Counterparty risk can be an issue for loans especially in a volatile market when prices can move significantly while a trade is outstanding. The longer a loan trade is unsettled, the larger the risk involved.

Under ClearPar's new fee system, if an investor buys $3 million of a loan and wants to put $1 million into three separate collateralized loan obligations, it would be charged $19 per each CLO, for a total of $57 for the transaction. That amount will increase if settlement times decrease.

'Wrong Direction'

"We have been looking to reduce transaction costs in the loan market, that is the point of technology," Barry Zamore, head loan trader at Credit Suisse Group AG, said in a telephone interview. "ClearPar made closing loans a less manual process. We were looking to reduce fees to do loan trades, not increase fees."
Before the the majority of the loan-settlement process ran through ClearPar, banks had large back offices that manually closed, or settled, trades. Loans are different than other asset classes that have a set settlement period.

Stocks generally clear and settle within three days through the National Securities Clearing Corp., a subsidiary of the Depository Trust & Clearing Corp. Bond trades also typically close in three days.

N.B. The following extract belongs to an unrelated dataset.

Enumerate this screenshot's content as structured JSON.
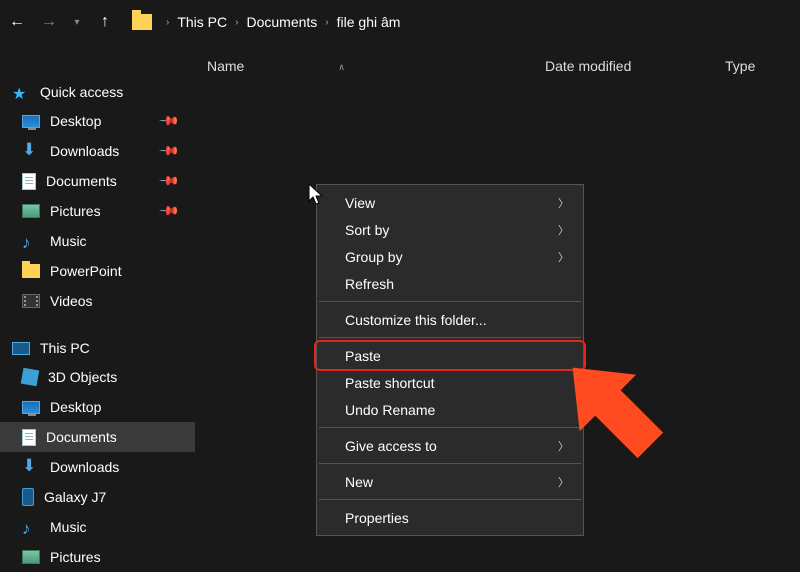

"Closing loans on paper is impractical," Eaton Vance's Sveen said. "Charging a fee for a back-office function that has always been free seems like a step in the wrong direction."

Since the new fee was imposed, Trade Settlement Inc., another automated loan-settlement company, has handled a number of trades that would have previously been completed by ClearPar.

Set up in 2000 by former Merrill Lynch & Co. banker Pat Loret de Mola, managers are asking banks to use TSI because it doesn't charge a buy-side fee. The pickup in business has been "very significant," Loret de Mola said.

"What this has done is raised market awareness to have two electronic-settlement providers in the market, not just one," she said in a telephone interview. "When you have a single dominant player, they have complete pricing power."